## How to Choose and Where to Buy Lipo Batteries

Given the wide range of actuators and electronics which go into a RC model, choosing the right battery may not be an easy task. This article guides you through the thought processes involved in choosing one or more **RC car lipo** for your RC models. We’ll start with an example:

7.4v (2S) 2200mAh 25C

Seems confusing, but it’s not.

7.4v: This refers to the voltage of the entire pack. Since each cell holds 3.7v, this pack must have **RC car lipo** wired in series. Common pack voltages you’ll see for airsoft use will be 7.4v and 11.1v.

2S: This refers to the number of cells in the battery pack, and the fact that they are wired in series. If they were wired in parallel it would have said 2P instead.

2200mAh: As usual, this is the capacity of the battery in milliamp-hours. The larger the capacity, the longer the battery will last before needing to be recharged.

25C: We talked about this in part one. It’s the discharge rate. If you don’t remember what the discharge rate is all about please go straight to part one, do not pass Go, and do not collect anything but nasty looks from the gnomes who write these things.

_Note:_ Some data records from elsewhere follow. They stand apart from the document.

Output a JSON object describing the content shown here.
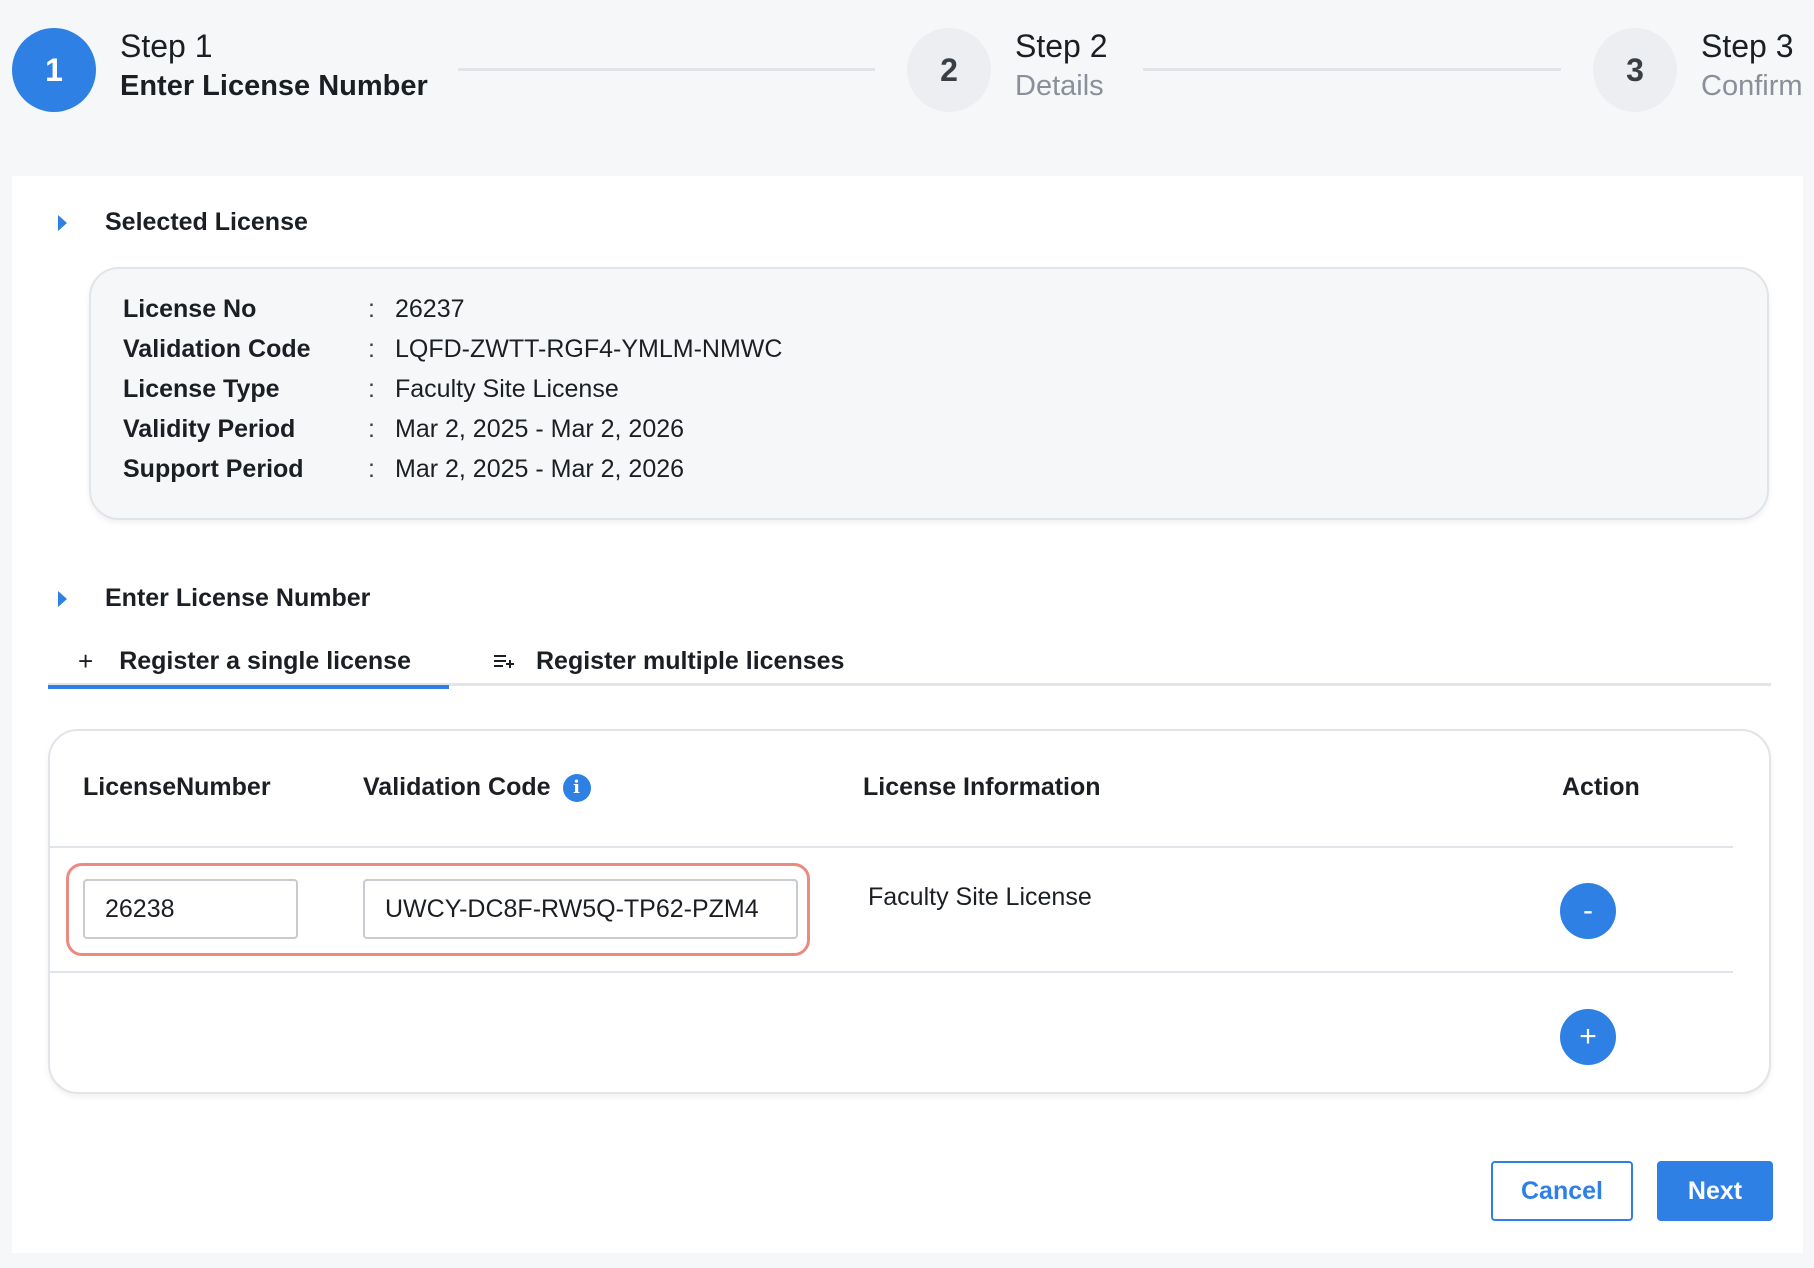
{
  "stepper": {
    "steps": [
      {
        "number": "1",
        "title": "Step 1",
        "subtitle": "Enter License Number"
      },
      {
        "number": "2",
        "title": "Step 2",
        "subtitle": "Details"
      },
      {
        "number": "3",
        "title": "Step 3",
        "subtitle": "Confirm"
      }
    ],
    "active_step": 1
  },
  "selected_license": {
    "section_title": "Selected License",
    "rows": [
      {
        "label": "License No",
        "value": "26237"
      },
      {
        "label": "Validation Code",
        "value": "LQFD-ZWTT-RGF4-YMLM-NMWC"
      },
      {
        "label": "License Type",
        "value": "Faculty Site License"
      },
      {
        "label": "Validity Period",
        "value": "Mar 2, 2025 - Mar 2, 2026"
      },
      {
        "label": "Support Period",
        "value": "Mar 2, 2025 - Mar 2, 2026"
      }
    ],
    "colon": ":"
  },
  "enter_license": {
    "section_title": "Enter License Number",
    "tabs": [
      {
        "label": "Register a single license",
        "icon": "plus-icon",
        "icon_glyph": "+"
      },
      {
        "label": "Register multiple licenses",
        "icon": "playlist-add-icon"
      }
    ],
    "table": {
      "headers": {
        "license_number": "LicenseNumber",
        "validation_code": "Validation Code",
        "license_information": "License Information",
        "action": "Action"
      },
      "info_glyph": "i",
      "rows": [
        {
          "license_number": "26238",
          "validation_code": "UWCY-DC8F-RW5Q-TP62-PZM4",
          "license_information": "Faculty Site License",
          "remove_glyph": "-"
        }
      ],
      "add_glyph": "+"
    }
  },
  "footer": {
    "cancel_label": "Cancel",
    "next_label": "Next"
  },
  "colors": {
    "accent": "#2f80e5",
    "highlight": "#ec8a80"
  }
}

Now let us look into what it is that we want out of the AEG we’re putting this into. If you’re looking to create an ROF beast, then an 11.1v battery is your goal. If you’re simply looking to replace that mini 8.4v or 9.6v NiMH or NiCad battery, then a 7.4v li-poly should fit the bill nicely. Your next concern is capacity. How do you determine the capacity you need? Well, it depends on a lot of things, and there is no real concrete answer to this.

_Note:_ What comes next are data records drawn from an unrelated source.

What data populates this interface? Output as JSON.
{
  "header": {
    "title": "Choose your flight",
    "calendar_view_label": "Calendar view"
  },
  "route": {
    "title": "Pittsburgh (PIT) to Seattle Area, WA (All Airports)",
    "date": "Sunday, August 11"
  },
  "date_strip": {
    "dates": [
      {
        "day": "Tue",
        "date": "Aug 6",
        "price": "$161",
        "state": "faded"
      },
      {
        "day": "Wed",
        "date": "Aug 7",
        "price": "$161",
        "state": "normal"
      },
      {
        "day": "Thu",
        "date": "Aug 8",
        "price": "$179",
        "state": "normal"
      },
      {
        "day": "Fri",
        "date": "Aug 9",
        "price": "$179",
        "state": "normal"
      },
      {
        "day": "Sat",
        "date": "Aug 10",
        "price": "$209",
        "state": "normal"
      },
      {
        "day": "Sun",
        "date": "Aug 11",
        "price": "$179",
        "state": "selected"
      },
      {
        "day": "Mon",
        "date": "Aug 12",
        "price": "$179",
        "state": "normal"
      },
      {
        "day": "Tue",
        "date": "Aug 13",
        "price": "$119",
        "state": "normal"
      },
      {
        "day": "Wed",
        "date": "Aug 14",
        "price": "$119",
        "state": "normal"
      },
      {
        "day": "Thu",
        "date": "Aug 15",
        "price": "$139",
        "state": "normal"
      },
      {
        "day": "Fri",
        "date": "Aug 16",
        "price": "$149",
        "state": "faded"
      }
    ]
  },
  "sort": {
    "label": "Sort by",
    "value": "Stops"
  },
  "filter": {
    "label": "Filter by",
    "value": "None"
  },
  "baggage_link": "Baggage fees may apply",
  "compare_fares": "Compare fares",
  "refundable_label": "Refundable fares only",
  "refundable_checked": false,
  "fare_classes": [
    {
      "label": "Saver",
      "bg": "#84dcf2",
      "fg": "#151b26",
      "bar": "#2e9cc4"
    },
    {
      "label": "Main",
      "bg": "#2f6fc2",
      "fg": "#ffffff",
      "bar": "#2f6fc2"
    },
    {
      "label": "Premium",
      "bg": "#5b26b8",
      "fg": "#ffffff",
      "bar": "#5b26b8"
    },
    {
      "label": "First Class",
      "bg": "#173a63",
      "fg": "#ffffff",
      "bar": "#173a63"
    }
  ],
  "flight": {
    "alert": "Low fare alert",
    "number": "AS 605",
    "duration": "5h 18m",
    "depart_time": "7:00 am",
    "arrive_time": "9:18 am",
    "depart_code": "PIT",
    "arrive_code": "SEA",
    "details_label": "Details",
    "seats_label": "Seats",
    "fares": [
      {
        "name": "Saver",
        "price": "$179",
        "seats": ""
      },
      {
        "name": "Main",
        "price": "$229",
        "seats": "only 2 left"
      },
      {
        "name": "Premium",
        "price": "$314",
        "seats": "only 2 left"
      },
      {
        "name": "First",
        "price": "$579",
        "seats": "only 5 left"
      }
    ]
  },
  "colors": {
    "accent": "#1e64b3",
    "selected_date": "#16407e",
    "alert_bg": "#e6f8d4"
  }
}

If you have a gun that runs at a high fps, you’re going to need more capacity as it’s going to be used up more quickly. Now looking at reality, I’ve seen an m14 DMR running semi-auto only, go through 700 rounds and the 2200mAh li-poly battery was still almost full. Your real limiting factor here is space. You can use a battery as big as the space you have to fit it in, but you might want to consider using this battery in more than one gun, so you have to fit the smallest denominator.

Let’s look at the Gens ace brand li-poly battery that is available at Genstattu.com. The specs read as follows:

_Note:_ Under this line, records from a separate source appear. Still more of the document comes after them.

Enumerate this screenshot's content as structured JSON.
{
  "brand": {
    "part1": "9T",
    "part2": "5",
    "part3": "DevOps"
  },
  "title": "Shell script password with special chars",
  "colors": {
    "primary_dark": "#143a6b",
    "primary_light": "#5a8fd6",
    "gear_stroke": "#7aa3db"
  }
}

11.1v 1600mAh 12C

If you are using RC servos which operate at 4.8V to 6V nominal, an 11.1V LiPo will kill them, so you either need a separate battery or a voltage regulator. The C rating is the capacity and the discharge rating is normally provided as a multiple of the ‘C’ rating. The capacity relates to how long the robot will last. For example if your 11.1V battery has a capacity of 2000mAh (2Ah) and can discharge at 5C, that means it can discharge at 10A, which is more than enough for your motors.

Now let us look at a 7.4v li-poly made by Gens Ace for just $6 more:

7.4v 2200mAh 30C

Doing the math, you get a 66A continuous discharge capability! So sure, we drop back to 7.4v, but we’re back to supplying the motor and drivetrain the current it needs to run at 100%! So in this case, the 11.1 wasn’t a win because of its low C rating. Once you’ve decided on capacity and voltage, you need to consider the discharge rate carefully. As proven here, the low discharge rate is a real deal-breaker for the Firefox batteries!

Be careful when using 7.4V LiPo batteries with RC servos (which normally work best at 4.8V to 6V). LiPo batteries can normally discharge at high current (a meaure of the capacity). The higher the capacity, the longer the robot will run, but also the heavier the battery will be. For hexapods similar to Lynxmotion’s, a 2-4Ah battery is best, and you might get 15-20 minutes of use. 800mA won’t last too long.

Conclusion:

LiPo batteries have the potential to overtake NiMH batteries in general use in the next few years, quicker than any battery in history. It is certainly an exciting time for the hobby, and things are changing on a frequent basis. Just remember to have fun, and if you don’t know something, ask questions! The only dumb question is the one you don’t ask!